◆ **WHAT THE TASK ASKS**: The lines wanted are those in the data below that include "this".

◆ **DATA TO PROCESS**:

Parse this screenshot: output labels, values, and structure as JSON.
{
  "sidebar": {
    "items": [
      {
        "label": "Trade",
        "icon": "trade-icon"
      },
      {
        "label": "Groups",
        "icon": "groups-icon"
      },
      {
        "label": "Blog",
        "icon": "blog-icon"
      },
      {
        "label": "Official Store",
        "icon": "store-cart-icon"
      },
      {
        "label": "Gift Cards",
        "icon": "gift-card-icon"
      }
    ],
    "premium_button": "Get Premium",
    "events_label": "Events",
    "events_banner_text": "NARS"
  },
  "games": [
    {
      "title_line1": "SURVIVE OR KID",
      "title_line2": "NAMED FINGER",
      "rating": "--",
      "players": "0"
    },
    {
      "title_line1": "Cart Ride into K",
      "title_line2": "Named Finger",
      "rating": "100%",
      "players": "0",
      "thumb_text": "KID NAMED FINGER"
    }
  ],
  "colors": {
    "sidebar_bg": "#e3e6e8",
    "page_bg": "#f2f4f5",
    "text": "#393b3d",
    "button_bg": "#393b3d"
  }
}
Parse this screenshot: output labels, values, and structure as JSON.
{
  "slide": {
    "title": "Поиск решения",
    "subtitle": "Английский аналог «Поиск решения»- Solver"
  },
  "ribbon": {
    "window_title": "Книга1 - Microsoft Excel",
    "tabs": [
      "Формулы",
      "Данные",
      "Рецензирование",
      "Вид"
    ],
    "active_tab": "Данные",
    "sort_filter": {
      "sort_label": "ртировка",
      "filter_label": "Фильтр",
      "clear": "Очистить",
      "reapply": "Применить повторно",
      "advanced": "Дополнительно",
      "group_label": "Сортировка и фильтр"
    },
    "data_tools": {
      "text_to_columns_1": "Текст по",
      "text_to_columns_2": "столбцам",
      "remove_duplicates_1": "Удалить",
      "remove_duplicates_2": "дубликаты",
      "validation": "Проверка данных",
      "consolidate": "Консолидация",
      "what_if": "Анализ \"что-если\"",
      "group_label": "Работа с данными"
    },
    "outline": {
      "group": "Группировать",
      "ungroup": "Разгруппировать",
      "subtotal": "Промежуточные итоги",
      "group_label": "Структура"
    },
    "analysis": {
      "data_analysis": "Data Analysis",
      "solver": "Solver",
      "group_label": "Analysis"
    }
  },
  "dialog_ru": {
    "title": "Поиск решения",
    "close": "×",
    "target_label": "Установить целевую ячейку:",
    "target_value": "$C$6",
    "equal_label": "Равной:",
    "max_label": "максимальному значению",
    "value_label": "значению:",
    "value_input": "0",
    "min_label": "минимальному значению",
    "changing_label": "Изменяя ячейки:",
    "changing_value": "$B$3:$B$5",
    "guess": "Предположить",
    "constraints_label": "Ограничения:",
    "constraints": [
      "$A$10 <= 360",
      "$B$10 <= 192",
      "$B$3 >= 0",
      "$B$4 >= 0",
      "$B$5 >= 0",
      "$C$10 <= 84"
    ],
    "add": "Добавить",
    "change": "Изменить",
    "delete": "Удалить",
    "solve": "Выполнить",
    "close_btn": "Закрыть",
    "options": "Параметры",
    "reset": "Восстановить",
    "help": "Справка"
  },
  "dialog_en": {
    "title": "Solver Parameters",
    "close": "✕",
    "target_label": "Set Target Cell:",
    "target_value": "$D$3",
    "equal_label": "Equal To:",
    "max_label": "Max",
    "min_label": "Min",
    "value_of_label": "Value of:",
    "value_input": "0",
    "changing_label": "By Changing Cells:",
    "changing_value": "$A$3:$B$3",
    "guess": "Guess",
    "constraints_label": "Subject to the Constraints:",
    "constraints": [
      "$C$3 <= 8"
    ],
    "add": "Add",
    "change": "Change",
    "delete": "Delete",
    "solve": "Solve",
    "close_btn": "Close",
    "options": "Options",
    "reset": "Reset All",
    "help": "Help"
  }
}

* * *

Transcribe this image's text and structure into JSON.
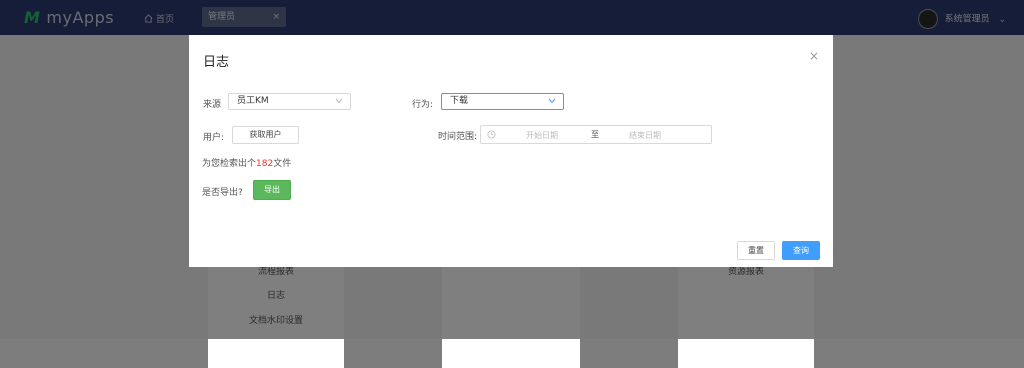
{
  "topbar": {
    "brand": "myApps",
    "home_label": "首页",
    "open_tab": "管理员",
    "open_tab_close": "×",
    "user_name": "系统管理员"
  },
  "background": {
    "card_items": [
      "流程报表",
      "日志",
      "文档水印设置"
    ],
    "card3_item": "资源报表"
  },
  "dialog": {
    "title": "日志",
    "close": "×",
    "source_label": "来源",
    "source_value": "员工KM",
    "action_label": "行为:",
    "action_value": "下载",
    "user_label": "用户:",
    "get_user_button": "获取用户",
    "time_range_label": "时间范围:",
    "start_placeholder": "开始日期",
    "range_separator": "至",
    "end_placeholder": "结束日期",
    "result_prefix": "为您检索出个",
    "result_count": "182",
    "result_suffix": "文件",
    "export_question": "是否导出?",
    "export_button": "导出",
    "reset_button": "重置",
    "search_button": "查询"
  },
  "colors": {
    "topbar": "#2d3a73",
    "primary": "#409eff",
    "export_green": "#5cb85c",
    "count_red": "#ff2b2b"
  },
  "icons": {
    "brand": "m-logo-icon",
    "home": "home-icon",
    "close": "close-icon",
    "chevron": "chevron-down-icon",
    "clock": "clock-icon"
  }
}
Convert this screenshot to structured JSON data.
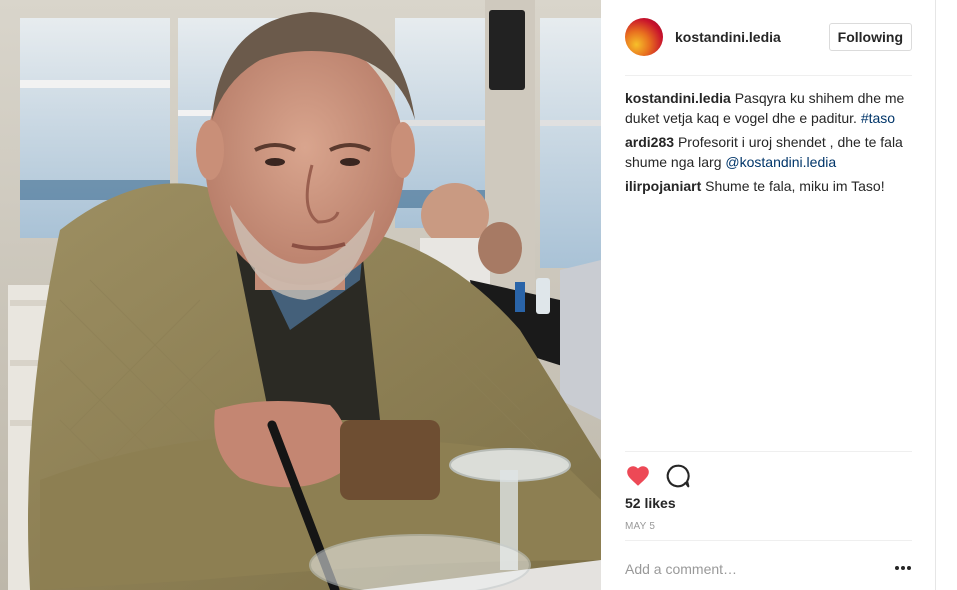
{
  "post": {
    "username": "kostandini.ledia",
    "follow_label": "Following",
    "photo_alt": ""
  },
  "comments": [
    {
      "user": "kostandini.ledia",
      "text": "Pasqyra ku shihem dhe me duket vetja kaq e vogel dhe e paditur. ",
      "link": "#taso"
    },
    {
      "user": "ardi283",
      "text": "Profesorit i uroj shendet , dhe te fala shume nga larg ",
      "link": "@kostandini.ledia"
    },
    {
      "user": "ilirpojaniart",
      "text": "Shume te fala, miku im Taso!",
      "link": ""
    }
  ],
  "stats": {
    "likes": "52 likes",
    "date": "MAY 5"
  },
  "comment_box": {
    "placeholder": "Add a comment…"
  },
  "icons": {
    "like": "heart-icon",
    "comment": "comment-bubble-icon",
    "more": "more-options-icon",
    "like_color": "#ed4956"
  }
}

◆ **REPLY TO THE TASK**:
Parse this screenshot: output labels, values, and structure as JSON.
Parse this screenshot: output labels, values, and structure as JSON.
Transcribe this image's text and structure into JSON.
Convert this screenshot to structured JSON data.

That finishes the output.